[Opening Data for the task section]

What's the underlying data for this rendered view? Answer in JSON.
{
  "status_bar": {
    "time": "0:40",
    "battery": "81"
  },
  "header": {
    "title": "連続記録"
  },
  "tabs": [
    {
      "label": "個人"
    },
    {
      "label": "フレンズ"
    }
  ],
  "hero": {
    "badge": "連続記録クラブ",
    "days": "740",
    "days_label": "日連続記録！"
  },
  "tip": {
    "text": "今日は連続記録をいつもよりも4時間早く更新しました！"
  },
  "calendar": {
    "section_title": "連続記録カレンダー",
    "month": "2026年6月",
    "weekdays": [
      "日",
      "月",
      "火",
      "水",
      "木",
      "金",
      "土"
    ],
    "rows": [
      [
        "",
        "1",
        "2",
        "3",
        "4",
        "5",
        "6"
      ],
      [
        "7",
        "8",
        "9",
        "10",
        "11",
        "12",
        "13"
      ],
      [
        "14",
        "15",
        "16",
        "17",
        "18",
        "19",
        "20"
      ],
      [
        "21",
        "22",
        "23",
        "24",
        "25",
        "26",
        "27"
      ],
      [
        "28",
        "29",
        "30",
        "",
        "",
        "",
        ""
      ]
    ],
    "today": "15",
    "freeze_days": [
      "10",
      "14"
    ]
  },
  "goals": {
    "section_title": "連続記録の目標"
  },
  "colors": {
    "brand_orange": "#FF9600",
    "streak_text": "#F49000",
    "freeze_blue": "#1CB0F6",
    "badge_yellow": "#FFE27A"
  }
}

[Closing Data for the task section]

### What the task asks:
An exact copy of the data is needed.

### Result of the task:
What's the underlying data for this rendered view? Answer in JSON.
{
  "status_bar": {
    "time": "0:40",
    "battery": "81"
  },
  "header": {
    "title": "連続記録"
  },
  "tabs": [
    {
      "label": "個人"
    },
    {
      "label": "フレンズ"
    }
  ],
  "hero": {
    "badge": "連続記録クラブ",
    "days": "740",
    "days_label": "日連続記録！"
  },
  "tip": {
    "text": "今日は連続記録をいつもよりも4時間早く更新しました！"
  },
  "calendar": {
    "section_title": "連続記録カレンダー",
    "month": "2026年6月",
    "weekdays": [
      "日",
      "月",
      "火",
      "水",
      "木",
      "金",
      "土"
    ],
    "rows": [
      [
        "",
        "1",
        "2",
        "3",
        "4",
        "5",
        "6"
      ],
      [
        "7",
        "8",
        "9",
        "10",
        "11",
        "12",
        "13"
      ],
      [
        "14",
        "15",
        "16",
        "17",
        "18",
        "19",
        "20"
      ],
      [
        "21",
        "22",
        "23",
        "24",
        "25",
        "26",
        "27"
      ],
      [
        "28",
        "29",
        "30",
        "",
        "",
        "",
        ""
      ]
    ],
    "today": "15",
    "freeze_days": [
      "10",
      "14"
    ]
  },
  "goals": {
    "section_title": "連続記録の目標"
  },
  "colors": {
    "brand_orange": "#FF9600",
    "streak_text": "#F49000",
    "freeze_blue": "#1CB0F6",
    "badge_yellow": "#FFE27A"
  }
}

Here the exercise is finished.